We will suggest three possible answers. The first is an idea formulated by TABC graduate Isaac Shulman. He claims that Bil’am is mentioned in only Perek 31 as a reason for Bnei Yisrael killing Bil’am in battle. The Pasuk states, “VeEt Malchei Midyan Hargu Al Chaleleihem … Chameishet Malchei Midyan VeEit Bil’am Ben Be’or Hargu BeCharev” “They killed the five kings of Midyan, and Bilam son of Be’or they killed by the sword” (31:8). When reading this, one may wonder: why does Bnei Yisrael kill Bilam? All Bil’am did was give Bnei Yisrael a blessing! Therefore, the Torah writes later on in the Perek that Bil’am was the cause of Ba’al Peor and deserved to be killed by Bnei Yisrael.
The second answer is based upon a Gemara in Bava Batra 14b-15a. This portion of the Gemara goes through the authors of the books of Tanach. It starts off by saying, “Moses wrote his book [the Torah], the passage of Bil’am, and Iyov”. This begs the question: isn’t the passage of Bil’am part of the Torah? Rashi explains that Parashat Balak was written separately because the portion deals with prophecies and parables which are not directly related to Moses and his Torah. Therefore, it is possible to say that the account of Bil’am is supposed to be a positive account of his actions while the same story in Parashat Matot is the negative perspective. This is why the Gemara states that Moshe wrote the story of Bil’am separate from the other books of the Torah; and, this is why there is no mention of Bil’am inciting of people of Moav to Ba’al Peor in Parashat Balak but there is in Parashat Matot.

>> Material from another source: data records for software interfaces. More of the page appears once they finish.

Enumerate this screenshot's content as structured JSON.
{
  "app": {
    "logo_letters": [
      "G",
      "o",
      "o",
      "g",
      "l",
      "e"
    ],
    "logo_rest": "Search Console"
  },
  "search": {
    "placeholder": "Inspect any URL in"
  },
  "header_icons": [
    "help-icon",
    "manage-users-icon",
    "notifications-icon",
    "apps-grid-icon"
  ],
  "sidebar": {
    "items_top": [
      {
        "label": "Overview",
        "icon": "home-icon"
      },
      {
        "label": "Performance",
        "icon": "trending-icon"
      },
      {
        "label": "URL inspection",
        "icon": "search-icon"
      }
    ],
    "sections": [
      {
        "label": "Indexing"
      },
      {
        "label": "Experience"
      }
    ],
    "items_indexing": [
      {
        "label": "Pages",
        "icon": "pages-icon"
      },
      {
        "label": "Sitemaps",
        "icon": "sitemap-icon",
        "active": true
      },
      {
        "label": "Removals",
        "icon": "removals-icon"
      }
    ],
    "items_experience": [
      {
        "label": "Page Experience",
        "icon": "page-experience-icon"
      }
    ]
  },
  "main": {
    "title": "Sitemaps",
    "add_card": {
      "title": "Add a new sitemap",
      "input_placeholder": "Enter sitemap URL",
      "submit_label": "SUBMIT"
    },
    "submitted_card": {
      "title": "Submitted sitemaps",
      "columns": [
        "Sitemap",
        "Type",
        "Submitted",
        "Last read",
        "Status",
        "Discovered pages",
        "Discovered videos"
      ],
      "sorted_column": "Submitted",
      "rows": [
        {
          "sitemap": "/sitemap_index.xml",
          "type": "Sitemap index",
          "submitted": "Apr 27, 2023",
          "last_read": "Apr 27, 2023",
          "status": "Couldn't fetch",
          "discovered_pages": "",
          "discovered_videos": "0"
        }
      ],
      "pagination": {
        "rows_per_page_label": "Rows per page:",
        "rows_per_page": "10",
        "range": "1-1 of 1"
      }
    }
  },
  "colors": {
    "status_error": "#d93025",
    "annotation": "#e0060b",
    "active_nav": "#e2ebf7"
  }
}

A third answer is offered by Nechama Leibowitz. She says that the Torah doesn’t mentions Bil’am’s complicity in the matter of Pe’or during the account in Perek 25, or even near the Pasuk where the Torah says that Bnei Yisrael killed Bil’am in the battle; rather, it is mentioned later on in Perek 31, specifically in Pasuk 16, to teach us a special lesson. Although Bil’am instigated the Midyani daughters to strike at the purity of the Jewish family, meaning that he was the mastermind behind the plan, the moral responsibility ultimately rested on the Jews. “VaYachel HaAm LiZnot…” “And the nation began to commit harlotry” (25:1), the nation was responsible. Therefore, the narrative only records the sin of the Jews and their retribution in Perek 25. The Torah is teaching us that just because Bil’am instigated the sin does not mean that the Jews are exempt from performing the sin. Provocation does not free the transgressor of responsibility. Therefore, in Perek 25 there is no mention of Bil’am, stressing that no one is at fault for sinning in the matter of Pe’or except Bnei Yisrael . However, while this is true, the provoker is not free, himself, from responsibility, so Bil’am is slain by the Jews.